Scoring Points, Clive Humby & Terry Hunt with Tim Phillips 2003 Kogan Page|
review to follow soon
Hug your customers, Jack Mitchell 2003 Hyperion|
John Ayton of Links of London got me to read this one in connection with a project. This is one of that genre of enthusiastic customer service books which can get right to the issue or get right up your nose. This one has all the trappings of the former but I can confidently report falls into the latter category. Mitchells is a family run business which runs 2 clothing stores which between them turn over $65 million a year. No really and one of the stores is in their home town. And its all down to hugging your customers. Now before you stampede for the exits I'd point out that the store was started in 1958 so has a 45 year track record, it is still a family owned and run business. So this isn't one of those slick formula books. This lot have had time to work out a system of customer service. This is more than theory and a couple of boom years. Also the book hasn't been dashed off. It is laid out with sections on how to motivate staff, IT support, coping with peak times, ROI calculations and coping with mistakes. Every section has a precis of the main points. Its an easy read with lots of anecdotes and examples of over the top customer care. The best customer service book I have read since The Richer Way which you will also find in the Retail section of the bookshop. Just don't get too upset when the author "hugs" (thanks) his brother, his brothers sons, his mom, his dad...

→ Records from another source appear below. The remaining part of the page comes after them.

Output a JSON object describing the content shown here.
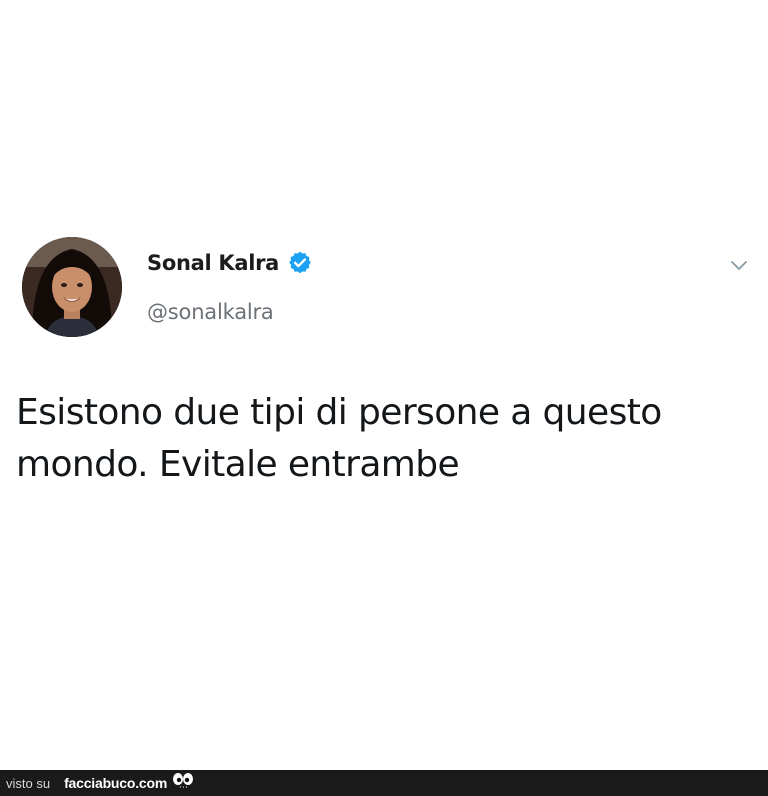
{
  "tweet": {
    "display_name": "Sonal Kalra",
    "handle": "@sonalkalra",
    "verified": true,
    "text": "Esistono due tipi di persone a questo mondo. Evitale entrambe",
    "icons": {
      "avatar": "profile-photo",
      "verified": "verified-badge-icon",
      "menu": "chevron-down-icon"
    }
  },
  "footer": {
    "prefix": "visto su",
    "brand": "facciabuco.com",
    "logo": "eyes-logo"
  },
  "colors": {
    "verified_blue": "#1da1f2",
    "text": "#14171a",
    "secondary_text": "#6b7176",
    "footer_bg": "#1a1a1a"
  }
}
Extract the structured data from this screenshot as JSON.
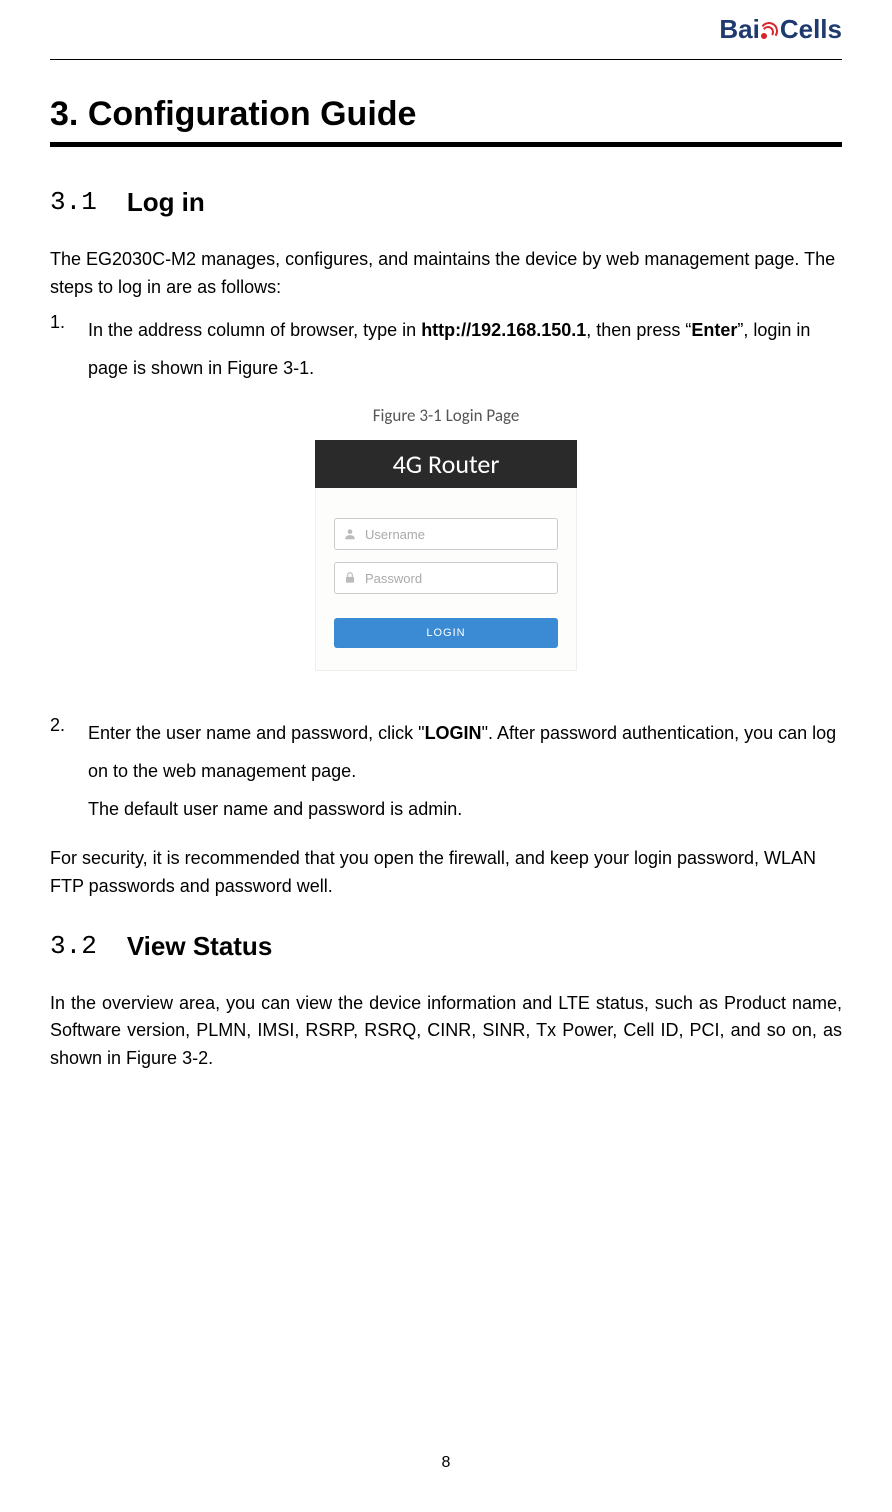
{
  "logo": {
    "part1": "Bai",
    "part2": "Cells"
  },
  "chapter": {
    "number": "3.",
    "title": "Configuration Guide"
  },
  "section31": {
    "number": "3.1",
    "title": "Log in",
    "intro": "The EG2030C-M2 manages, configures, and maintains the device by web management page. The steps to log in are as follows:",
    "step1_pre": "In the address column of browser, type in ",
    "step1_url": "http://192.168.150.1",
    "step1_mid": ", then press “",
    "step1_enter": "Enter",
    "step1_post": "”, login in page is shown in Figure 3-1.",
    "figure_caption": "Figure 3-1 Login Page",
    "step2_pre": "Enter the user name and password, click \"",
    "step2_login": "LOGIN",
    "step2_post": "\". After password authentication, you can log on to the web management page.",
    "step2_note": "The default user name and password is admin.",
    "security": "For security, it is recommended that you open the firewall, and keep your login password, WLAN FTP passwords and password well."
  },
  "login_form": {
    "title": "4G Router",
    "username_placeholder": "Username",
    "password_placeholder": "Password",
    "button": "LOGIN"
  },
  "section32": {
    "number": "3.2",
    "title": "View Status",
    "body": "In the overview area, you can view the device information and LTE status, such as Product name, Software version, PLMN, IMSI, RSRP, RSRQ, CINR, SINR, Tx Power, Cell ID, PCI, and so on, as shown in Figure 3-2."
  },
  "page_number": "8",
  "markers": {
    "one": "1.",
    "two": "2."
  }
}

Store Wars The battle for Mindspace and Shelfspace, J Corstjens M Corstjens 1995 Wiley|
A very lucid introduction to the relationships between FMCG brands, retail brands and retailers. This book has been out for a while so takes no account of the internet, and little account of loyalty cards and so called new marketing. But that isn't a weakness. The weapons may be changing but the battle lines haven't wavered. Category management the most recent raprochement, is now looking a lot more flawed than when the book was written. I would go as far as to say that every planner working on FMCG or retail ought to read this book if only for a refresher to ensure you're as grounded as you need to be.
The Richer Way, Julian Richer 1995 Emap|
Terrific book and an easy read. Just focus on customer satisfaction and stand back and watch the stampede. This guy bonuses his staff for keeping customers happy. Every month the staff in the store who do this best get to borrow the Bentley. Superb.
Why we buy, Paco Underhill 1999 Orion Business Books|
I really enjoyed this. I once proved to M&S how long it took them to sell a bottle of wine by videoing customer using the security cameras. Paco Underhill has built a career and a whole company devoted to doing this kind of behavioural research. Love it. Now out in paperback I believe.